While 200,000 sounds “kind of small” when compared to what happened in recent breaches, such Sony’s 100 million, the number of records compromised is “not the important thing here,” Anup Ghosh, founder and chief scientist of Invincea told eWEEK. “It’s the loss of faith in the institution’s ability to protect us,” Ghosh said.
Financial institutions are “principal” targets for cyber-criminals, according to Brendan Hannigan, CEO of Q1 Labs. “Security trust means more than just making sure you’re in compliance with regulations,” Hannigan told eWEEK.
I’d sincerely hope Citibank is PCI DSS compliant, but as they said, it’s a baseline, not an ultimate goal.
Citi discovered the hacking incidents in early May during routine monitoring, according to The Financial Times, which broke the story June 9. Citigroup likely had spent the time trying to “quantify what was touched and what had happened,” Ghosh said.
Watch those logs!
Citigroup global enterprise payments head Paul Galant, who previously ran the bank’s credit card unit, told Reuters in April that security breaches are a fact of life for financial institutions. However, companies need to be “thinking like hackers do,” Mark Hatton, president and CEO of Core Security, told eWEEK, noting that deploying defensive technologies and hoping they keep the bad guys out is “clearly not working.”
Businesse (sic) are relying on defense mechanisms that were “developed in the last century” and have not changed since then, while attackers are creating new threats and “evolving every day,” said Ghosh.
By Mike S
This is colossally bad for RSA and users of their SecurID tokens:
RSA Security is to replace virtually every one of the 40 million SecurID tokens currently in use as a result of the hacking attack the company disclosed back in March. The EMC subsidiary issued a letter to customers acknowledging that SecurID failed to protect defense contractor Lockheed Martin, which last month reported a hack attempt.

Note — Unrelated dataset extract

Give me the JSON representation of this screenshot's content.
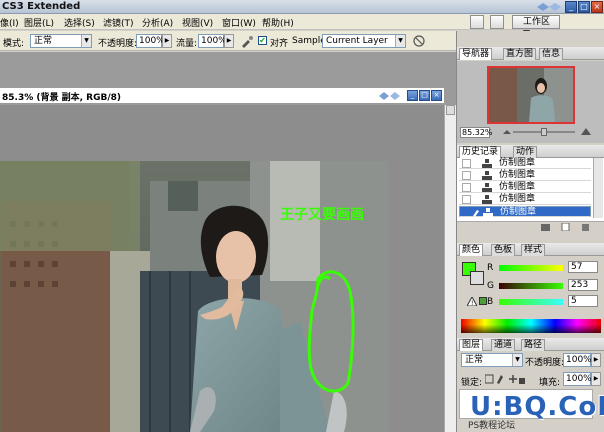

SecurID tokens are used in two-factor authentication systems. Each user account is linked to a token, and each token generates a pseudo-random number that changes periodically, typically every 30 or 60 seconds. To log in, the user enters a username, password, and the number shown on their token. The authentication server knows what number a particular token should be showing, and so uses this number to prove that the user is in possession of their token.
The exact sequence of numbers that a token generates is determined by a secret RSA-developed algorthm, and a seed value used to initialize the token. Each token has a different seed, and it’s this seed that is linked to each user account. If the algorithm and seed are disclosed, the token itself becomes worthless; the numbers can be calculated in just the same way that the authentication server calculates them.
By Mike S
Even the mighty security firm Barracuda was hacked through the simplest, well-known, and commonly-used exploits.
Barracuda’s firewall was accidentally put into passive monitoring mode, which means it lets all the traffic through without doing any analysis or blocking and was essentially doing nothing since late evening April 8. This gave the attacker sufficient time to poke around via an automated script to crawl the site.
It took approximately two hours of “nonstop” probing before the intruder discovered a SQL injection flaw in a PHP script used to display customer case studies. That error allowed the attacker entry into the database used for marketing programs and sales lead development efforts. The customer case study database was on the same system as the one used for marketing programs.
Do you have a way of monitoring the status of your firewall? Are internal apps as hardened as external applications?